Here’s how this standard is typically reviewed by surveyors: During the Human Resources interview, they ask for the file of a specialty or “one of a kind” practitioner such as an occupational therapist, a dietician, or a rehab therapist. Then, the surveyor reviews the HR file to see if that practitioner has had input to their clinical competence assessment from someone in the same discipline. The requirement is that the individual conducting the competency assessment must have the appropriate background/ training to assess the clinical competence of the practitioner being evaluated.

So, where do problems arise? The following are examples from actual surveys:

  • The organization had only one dietician and her performance evaluation had been conducted by an administrator with no input from another dietician.
  • The nurses who worked in a community based program had been evaluated by the program director who was not a nurse.
  • The contract OT had never had any type of competence assessment.
  • The activity therapists were being reviewed by the Director of Nursing.

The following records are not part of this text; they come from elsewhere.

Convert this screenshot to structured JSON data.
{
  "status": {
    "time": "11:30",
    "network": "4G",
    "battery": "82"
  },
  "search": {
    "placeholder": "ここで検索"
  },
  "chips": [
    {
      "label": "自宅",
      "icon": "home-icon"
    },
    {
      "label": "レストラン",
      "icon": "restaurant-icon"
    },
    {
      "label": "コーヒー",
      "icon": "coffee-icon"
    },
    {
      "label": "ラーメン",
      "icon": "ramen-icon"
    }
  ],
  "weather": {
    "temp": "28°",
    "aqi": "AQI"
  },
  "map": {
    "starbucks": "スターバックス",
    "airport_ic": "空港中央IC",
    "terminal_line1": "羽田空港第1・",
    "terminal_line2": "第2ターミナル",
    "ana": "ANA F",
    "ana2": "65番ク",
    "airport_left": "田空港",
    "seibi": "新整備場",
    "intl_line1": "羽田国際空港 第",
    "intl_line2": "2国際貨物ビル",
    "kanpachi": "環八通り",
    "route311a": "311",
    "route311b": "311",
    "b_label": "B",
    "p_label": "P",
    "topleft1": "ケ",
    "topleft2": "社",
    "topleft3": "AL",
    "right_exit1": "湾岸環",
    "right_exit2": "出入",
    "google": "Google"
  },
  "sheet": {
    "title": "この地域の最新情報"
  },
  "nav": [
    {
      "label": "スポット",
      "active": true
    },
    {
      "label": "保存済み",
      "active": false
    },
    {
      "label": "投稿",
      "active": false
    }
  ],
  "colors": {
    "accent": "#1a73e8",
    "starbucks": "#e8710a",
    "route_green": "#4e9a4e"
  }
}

So, it’s important to ensure these types of practitioners get input from a peer in the same discipline. What are your options? First, identify if there is a clinical peer within your own organization. This can either be someone in a supervisory position or a colleague working in the same position. If there is no clinical peer within your organization, is there a “sister facility” with the same type of practitioner who can provide a peer review? If neither of these is an option, TJC allows for obtaining a peer recommendation from an individual outside of the organization; e.g. from a peer at another agency where the practitioner works.

What about the scenario in which there is no peer within the organization and the practitioner does not work at another agency where they can get a peer recommendation?  In this case, the best approach is to retain (i.e. pay for) a peer from outside the organization to conduct the clinical review on your practitioner.

A few points of clarification on this topic:

  • The individual who is the administrative supervisor for the practitioner can complete the non-clinically related portions of the performance evaluation. Input from a clinical peer is only required for the clinical responsibilities.
  • The peer input should include some type of firsthand review of the practitioner’s work: e.g. evaluation of clinical documentation; observation of work; case presentations, etc.
  • The working definition of a peer that we have seen accepted by TJC is the following:
    • The peer is a practitioner in the same discipline; e.g. nurse to nurse.OR
    • The two practitioners are peers because they both work under the same job description. For example, the Outpatient Therapist job description allows for the position to be filled by a social worker, a licensed mental health counselor, or a marriage and family therapist. In this case, these individuals are considered peers.

So, be sure to identify any staff or contractors who are “one of a kind” practitoners. Make sure you have a process in place for evaluating their clinical competence and avoid this common deficiency on your next survey. We are Joint Commission experts, learn about our TJC survey preparation services and Continuous Readiness services.